> EXERCISE DIRECTIONS
Within the material below, tally every line that holds the word "usability", then give the tally and nothing more.

■ ■ ■

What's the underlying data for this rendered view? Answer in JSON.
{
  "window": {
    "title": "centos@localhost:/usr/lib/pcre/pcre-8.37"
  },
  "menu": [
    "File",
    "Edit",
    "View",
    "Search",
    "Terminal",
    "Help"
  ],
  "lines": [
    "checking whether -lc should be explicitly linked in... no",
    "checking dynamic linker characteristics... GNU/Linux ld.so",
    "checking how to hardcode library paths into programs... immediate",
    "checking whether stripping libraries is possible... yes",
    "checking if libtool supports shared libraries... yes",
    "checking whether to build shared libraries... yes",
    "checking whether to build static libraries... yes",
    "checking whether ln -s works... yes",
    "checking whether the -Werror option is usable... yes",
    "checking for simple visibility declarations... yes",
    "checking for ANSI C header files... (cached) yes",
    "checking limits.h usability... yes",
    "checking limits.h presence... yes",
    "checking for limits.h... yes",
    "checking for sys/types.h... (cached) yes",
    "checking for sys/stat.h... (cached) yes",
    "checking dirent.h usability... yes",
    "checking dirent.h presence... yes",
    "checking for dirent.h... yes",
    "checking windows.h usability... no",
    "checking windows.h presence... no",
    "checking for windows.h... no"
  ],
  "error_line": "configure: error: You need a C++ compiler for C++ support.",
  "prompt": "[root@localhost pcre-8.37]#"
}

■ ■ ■

> RESPONSE AREA
3